Jonathan Newell finds out how industrial and medical engineering combine to improve point of use patient care.
Schaeffler and Siemens are working together to create a system to move computer tomography machines to patients in trauma wards.
The Computer Tomography (CT) scanner is unquestionably one of the greatest life-saving creations of modern healthcare developments, but the devices suffer from one not-so-small problem – they are enormous and heavy.
Consequently, they have always been fixed in one location and the precise positional accuracy that’s required is achieved by moving the patient into the machine, which is fine for routine diagnostic procedures but not so good for diagnosing trauma victims.
According to Wolfgang Reith, a doctor of medicine and director of the Diagnostic and Interventional Neuroradiology clinic at the Saarland University Hospital in Homburg, brain damage caused by a stroke, a hemorrhage or trauma causes two million neurons to die every minute. “Too much time is wasted when patients have to be moved from the emergency unit to a specialist department so that the condition of their blood vessels can be checked using an imaging process,” he said.
Placing an additional CT scanner in the trauma unit results in expensive under-utilisation and so medical diagnostic equipment specialists at Siemens decided to tackle the problem by enabling the machinery to be moved to the patient. For this, they enlisted the help of motion specialist company, Schaeffler.
The mechatronics drive system that Schaeffler designed includes a rail guidance system, a floor module, drive technology, a cable column and a ceiling cassette, which guides all of the supply lines required by the CT machine.
The drive electronics for the rail guidance system were also supplied by Schaeffler and the combination of precise electronic control with fine tolerance mechanical guidance enables the CT scanner to achieve the demanding specification on positioning.
The existing practice of moving the patient within the scanner involves low mass and small distances. However, when moving the scanner, the dynamics are entirely different; yet Schaeffler was able to achieve tolerances of less than 0.5mm on reaching the CT machine’s target position, regardless of whether the machine has travelled a few centimetres or several metres. The speed at which the extremely heavy CT machine is moved can be from 1mm/s to 120mm/s, which again must not affect the target position. Additionally, it must also be brought to a complete stop within 10mm if its impact protection system identifies an obstruction in its travel path.
Commenting on the significance of this achievement, Henning Dombek, Vice President of System Solutions at Schaeffler Linear Technology said, “The Sliding Gantry system developed by Siemens and Schaeffler is the first travel drive in the world to fulfill these requirements.”
Saving diagnostic and surgery time

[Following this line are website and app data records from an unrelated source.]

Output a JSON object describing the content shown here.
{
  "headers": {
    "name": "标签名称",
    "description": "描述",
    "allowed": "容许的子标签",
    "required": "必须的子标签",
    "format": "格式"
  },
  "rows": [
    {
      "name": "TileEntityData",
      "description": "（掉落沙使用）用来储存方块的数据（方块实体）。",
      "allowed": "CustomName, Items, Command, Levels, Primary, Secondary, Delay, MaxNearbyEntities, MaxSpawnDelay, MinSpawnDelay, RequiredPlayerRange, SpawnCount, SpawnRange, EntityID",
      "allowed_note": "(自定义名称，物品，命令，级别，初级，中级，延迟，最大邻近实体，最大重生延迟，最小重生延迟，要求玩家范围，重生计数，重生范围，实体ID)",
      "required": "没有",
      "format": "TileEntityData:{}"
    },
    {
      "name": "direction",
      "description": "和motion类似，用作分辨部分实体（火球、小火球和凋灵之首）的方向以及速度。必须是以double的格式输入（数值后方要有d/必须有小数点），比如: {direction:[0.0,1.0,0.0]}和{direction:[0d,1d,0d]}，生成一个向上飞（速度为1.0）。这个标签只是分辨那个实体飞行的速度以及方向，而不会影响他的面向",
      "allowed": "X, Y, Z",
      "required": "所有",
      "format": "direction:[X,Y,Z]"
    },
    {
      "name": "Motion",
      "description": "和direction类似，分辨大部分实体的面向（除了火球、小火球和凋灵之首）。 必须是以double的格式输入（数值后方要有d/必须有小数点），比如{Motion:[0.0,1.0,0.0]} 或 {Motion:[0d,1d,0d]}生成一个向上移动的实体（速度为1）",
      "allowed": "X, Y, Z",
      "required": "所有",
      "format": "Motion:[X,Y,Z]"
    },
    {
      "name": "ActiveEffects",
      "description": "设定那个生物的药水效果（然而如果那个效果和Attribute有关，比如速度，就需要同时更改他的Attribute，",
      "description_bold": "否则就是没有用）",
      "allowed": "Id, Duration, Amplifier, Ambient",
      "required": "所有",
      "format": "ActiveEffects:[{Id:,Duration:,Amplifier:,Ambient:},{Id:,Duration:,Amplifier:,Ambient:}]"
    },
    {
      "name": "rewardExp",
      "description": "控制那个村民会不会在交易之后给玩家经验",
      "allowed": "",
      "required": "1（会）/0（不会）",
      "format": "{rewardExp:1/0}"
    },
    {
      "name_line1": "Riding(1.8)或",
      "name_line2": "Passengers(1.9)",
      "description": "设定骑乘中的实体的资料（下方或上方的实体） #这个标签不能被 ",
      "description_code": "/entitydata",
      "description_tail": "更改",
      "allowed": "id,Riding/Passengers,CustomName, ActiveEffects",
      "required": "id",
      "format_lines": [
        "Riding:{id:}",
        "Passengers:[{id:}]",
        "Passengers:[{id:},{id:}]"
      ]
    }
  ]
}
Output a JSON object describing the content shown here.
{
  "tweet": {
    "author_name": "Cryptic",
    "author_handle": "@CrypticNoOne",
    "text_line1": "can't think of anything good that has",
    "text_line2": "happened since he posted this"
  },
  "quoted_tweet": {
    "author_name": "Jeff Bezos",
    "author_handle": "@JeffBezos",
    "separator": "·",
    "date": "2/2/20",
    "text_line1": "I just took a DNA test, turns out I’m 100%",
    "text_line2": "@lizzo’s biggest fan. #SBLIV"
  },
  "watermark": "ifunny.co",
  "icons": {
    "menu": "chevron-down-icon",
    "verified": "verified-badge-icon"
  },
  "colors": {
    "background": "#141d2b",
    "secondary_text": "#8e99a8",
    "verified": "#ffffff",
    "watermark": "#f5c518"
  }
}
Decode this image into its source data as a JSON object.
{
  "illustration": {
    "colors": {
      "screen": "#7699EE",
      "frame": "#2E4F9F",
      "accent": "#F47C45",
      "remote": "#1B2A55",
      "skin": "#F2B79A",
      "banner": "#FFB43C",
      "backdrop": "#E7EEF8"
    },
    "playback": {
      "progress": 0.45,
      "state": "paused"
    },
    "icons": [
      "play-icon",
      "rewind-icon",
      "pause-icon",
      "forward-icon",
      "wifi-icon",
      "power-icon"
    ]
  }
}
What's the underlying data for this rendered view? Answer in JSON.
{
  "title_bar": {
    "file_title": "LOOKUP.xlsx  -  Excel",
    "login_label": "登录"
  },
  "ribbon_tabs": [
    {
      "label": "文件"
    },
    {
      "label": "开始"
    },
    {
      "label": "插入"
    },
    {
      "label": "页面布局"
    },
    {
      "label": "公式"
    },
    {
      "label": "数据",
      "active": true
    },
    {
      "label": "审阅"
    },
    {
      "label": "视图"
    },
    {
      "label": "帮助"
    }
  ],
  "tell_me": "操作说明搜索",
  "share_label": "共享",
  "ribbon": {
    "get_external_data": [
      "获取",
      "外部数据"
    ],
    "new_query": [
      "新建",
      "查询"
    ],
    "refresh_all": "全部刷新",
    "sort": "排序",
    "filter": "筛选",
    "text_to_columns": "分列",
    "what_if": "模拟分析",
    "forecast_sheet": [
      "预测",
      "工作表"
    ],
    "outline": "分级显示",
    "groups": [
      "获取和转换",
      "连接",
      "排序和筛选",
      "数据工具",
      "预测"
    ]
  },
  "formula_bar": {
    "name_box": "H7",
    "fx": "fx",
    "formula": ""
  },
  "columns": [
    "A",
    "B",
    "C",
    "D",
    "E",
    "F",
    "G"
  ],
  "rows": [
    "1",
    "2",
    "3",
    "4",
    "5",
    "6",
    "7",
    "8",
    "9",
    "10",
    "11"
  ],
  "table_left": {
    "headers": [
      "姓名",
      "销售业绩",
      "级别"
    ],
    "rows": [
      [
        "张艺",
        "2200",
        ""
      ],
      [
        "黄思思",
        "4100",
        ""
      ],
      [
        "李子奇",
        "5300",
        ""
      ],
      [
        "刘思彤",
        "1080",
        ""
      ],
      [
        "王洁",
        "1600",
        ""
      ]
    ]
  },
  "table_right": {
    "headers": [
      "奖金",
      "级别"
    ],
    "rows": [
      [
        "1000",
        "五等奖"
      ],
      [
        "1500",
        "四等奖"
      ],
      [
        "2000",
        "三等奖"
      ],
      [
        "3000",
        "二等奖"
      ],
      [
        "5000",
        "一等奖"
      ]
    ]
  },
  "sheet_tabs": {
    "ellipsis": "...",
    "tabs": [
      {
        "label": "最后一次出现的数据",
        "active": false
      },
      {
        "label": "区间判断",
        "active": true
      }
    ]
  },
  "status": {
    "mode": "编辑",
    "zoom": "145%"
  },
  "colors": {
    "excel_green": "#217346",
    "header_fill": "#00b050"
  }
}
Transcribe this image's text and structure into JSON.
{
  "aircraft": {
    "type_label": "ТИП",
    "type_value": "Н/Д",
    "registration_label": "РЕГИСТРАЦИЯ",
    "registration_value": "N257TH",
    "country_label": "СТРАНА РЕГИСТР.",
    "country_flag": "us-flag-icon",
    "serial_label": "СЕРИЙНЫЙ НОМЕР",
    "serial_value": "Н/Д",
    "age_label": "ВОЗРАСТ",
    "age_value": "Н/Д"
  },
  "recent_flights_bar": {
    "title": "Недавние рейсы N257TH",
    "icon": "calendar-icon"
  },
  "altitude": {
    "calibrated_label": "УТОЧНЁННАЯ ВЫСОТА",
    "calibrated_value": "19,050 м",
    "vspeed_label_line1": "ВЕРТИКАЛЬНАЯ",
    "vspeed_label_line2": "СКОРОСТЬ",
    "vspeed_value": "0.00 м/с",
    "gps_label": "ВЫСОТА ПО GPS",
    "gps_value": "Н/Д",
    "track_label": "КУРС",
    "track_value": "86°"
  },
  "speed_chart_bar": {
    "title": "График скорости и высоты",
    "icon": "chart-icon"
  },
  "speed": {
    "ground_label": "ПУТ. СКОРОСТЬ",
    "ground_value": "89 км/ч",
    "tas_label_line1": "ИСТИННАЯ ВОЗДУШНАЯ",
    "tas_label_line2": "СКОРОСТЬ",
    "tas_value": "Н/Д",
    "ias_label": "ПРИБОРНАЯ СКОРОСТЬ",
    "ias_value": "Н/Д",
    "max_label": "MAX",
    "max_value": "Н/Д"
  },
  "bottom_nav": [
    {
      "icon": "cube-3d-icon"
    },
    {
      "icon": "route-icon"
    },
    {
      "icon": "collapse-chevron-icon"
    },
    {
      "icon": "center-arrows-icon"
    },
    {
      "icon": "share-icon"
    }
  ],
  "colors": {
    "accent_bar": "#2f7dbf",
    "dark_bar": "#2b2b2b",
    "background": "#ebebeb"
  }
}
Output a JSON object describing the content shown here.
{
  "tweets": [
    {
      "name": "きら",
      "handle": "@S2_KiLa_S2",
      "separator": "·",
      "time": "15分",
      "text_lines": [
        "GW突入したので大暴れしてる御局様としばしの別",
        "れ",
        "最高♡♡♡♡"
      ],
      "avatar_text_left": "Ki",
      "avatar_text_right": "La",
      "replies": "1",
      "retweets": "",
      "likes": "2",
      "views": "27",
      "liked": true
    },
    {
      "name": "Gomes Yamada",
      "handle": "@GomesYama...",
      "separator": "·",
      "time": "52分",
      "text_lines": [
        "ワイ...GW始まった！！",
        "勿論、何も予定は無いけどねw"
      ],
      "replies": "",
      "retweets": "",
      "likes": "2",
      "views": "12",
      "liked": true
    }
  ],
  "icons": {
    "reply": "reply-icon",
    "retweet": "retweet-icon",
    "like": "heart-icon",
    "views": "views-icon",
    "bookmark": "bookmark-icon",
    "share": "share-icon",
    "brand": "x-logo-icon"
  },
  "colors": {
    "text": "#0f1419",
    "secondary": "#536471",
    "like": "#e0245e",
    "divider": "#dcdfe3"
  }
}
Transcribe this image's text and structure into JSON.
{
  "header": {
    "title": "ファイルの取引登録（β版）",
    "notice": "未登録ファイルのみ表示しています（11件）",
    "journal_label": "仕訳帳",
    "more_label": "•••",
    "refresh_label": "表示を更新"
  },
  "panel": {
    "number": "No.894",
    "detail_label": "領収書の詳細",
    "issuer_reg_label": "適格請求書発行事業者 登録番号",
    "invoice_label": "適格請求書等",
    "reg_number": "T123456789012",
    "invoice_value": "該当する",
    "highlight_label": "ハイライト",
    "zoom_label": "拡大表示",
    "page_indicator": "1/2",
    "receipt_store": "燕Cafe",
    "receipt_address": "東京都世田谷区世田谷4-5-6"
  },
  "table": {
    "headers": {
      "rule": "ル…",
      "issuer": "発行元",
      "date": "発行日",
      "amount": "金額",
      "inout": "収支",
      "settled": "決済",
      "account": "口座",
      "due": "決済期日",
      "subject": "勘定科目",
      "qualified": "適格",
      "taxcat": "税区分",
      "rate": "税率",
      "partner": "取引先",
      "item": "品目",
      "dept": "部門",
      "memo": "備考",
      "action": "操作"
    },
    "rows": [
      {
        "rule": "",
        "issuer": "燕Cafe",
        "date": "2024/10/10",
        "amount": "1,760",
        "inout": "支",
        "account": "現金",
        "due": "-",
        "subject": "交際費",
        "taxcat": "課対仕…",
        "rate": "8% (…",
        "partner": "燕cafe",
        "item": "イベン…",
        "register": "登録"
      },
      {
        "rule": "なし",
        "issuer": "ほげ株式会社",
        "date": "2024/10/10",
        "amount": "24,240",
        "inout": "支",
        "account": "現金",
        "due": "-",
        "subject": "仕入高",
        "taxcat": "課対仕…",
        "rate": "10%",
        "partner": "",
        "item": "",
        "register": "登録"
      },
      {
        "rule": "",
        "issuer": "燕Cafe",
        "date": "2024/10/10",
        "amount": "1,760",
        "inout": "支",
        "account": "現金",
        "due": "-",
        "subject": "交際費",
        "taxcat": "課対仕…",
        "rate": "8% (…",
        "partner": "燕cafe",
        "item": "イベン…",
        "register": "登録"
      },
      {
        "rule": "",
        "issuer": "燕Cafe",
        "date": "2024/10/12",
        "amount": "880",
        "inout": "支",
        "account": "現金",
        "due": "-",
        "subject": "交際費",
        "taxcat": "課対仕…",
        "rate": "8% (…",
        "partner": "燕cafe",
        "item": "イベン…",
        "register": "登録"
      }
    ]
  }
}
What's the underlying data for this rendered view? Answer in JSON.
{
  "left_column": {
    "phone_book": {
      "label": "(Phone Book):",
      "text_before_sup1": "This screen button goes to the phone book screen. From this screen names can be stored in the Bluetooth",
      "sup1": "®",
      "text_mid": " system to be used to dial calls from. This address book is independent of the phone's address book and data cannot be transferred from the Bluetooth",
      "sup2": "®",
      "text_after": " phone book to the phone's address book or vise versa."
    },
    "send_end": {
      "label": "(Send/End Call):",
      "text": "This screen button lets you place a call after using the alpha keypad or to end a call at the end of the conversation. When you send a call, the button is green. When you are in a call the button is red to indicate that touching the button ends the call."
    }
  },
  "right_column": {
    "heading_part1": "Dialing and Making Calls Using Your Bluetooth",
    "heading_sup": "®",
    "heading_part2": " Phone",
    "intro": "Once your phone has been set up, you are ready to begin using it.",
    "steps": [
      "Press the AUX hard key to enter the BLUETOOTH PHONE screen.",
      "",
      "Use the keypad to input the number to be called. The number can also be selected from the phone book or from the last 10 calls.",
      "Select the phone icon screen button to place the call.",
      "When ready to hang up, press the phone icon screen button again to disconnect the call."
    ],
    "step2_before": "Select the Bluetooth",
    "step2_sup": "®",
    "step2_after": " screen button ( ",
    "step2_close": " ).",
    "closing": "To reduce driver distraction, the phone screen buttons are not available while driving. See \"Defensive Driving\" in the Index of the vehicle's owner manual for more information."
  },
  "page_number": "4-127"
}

The travelling CT scanner has now found its niche in highly dynamic and time-critical casualty departments. In cases where diagnostic imaging suites are sited adjacent to trauma assessment areas, the machinery can now be “wheeled in” as required, saving vital time in analysing trauma and starting the appropriate treatment as well as benefitting from improved utilisation across both areas.
Additionally, operating theatres can also benefit from the technology. Dr Christoph Dickmann, product manager at Siemens Healthcare, explained how the sliding gantry opens up new possibilities when it comes to CT imaging in the operating room.
“When invasive treatment is carried out in or on blood vessels, the doctor must immediately recognise whether the treatment has been successful. At the same time, the operating team also has the space it needs, since the mobile CT machine can simply be moved out of the way when necessary,” he said.
In order to suit different installations, the sliding gantry is designed by Schaeffler using an intelligently-configured modular system of components and sub-systems from which the company can currently produce as many as 1600 variations on the design.